Stay Fit

There is no specific or rather an appropriate body type for work in a musical theatre, but we believe that health, strength and stamina are essential attributes for a musical theatre student. Here are some great tips. Building your muscles and cardiovascular work can really add value.

Study Music, Choir and Piano Theory

This enhances your musicality thus improving your chances of passing an audition. Also, it would be wise to take voice and dance lessons during your free time to improve your readiness. Even if you’ve never been to a dance class before, a few months of such a class can be really helpful.

See As Much Musical Theatre As You Can

The more you see, the more you will learn, suggests Kenneth Avery Clark from AMTA one of the top Musical Theatre schools in London

How Do You Maximize Your Chances Of Being Accepted Into A Musical Theatre Program?

There is no denying the fact that admission depends on a successful audition. Therefore, it is important to be thoroughly prepared and do your best during the audition. A successful audition starts with careful material selection. That being said, here are a few tips on that:

Choose a material that best suits you. Don’t try to impress the judges with your worldliness.

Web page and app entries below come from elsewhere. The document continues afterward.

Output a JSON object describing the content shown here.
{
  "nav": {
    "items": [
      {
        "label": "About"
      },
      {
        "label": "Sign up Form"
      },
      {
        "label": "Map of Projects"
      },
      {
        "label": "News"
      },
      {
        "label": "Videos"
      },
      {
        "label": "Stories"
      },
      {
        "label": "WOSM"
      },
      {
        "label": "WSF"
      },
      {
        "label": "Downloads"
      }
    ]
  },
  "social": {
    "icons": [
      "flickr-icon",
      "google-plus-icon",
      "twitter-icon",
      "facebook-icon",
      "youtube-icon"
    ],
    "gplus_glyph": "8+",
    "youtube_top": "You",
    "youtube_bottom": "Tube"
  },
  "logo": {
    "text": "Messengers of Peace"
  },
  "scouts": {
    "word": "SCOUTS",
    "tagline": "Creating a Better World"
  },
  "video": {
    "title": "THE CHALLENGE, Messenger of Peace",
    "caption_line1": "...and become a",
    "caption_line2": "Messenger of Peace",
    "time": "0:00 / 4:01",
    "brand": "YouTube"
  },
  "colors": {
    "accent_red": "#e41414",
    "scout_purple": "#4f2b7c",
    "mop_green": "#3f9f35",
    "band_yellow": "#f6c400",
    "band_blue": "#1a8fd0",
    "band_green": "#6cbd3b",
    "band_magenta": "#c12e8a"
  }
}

So, choose monologues and songs that best fit your emotional, chronological as well as experiential age. Also, it’s best to go with a piece you can really do well. Keep in mind that something you love isn’t necessarily the same thing that you perform really well at.

Choose two songs and a monologue, which will act as your introduction. Keep in mind that we are looking for people who will be committed and who will be able to put a significant effort over the next four years.

The audition songs do not have to be every repeat and so, pay careful attention to the editing of your pieces. Ideally, the monologue should not exceed a minute.

One song has to be written before the 70’s and the ballad should demonstrate the various aspects of your performance power.

Ideally, look for a way to rehearse with a person who can play the pieces that you choose. Singing for the first time with an accompanist tends to be frightening for many, and so, it’s best to rehearse as much as possible.

Finally, be dedicated to practice and go until even after you master your pieces. Remember that the key to perfection is practice, and this will determine your success at the audition.


Image: WCSU_3900 by Western CT State University on Flickr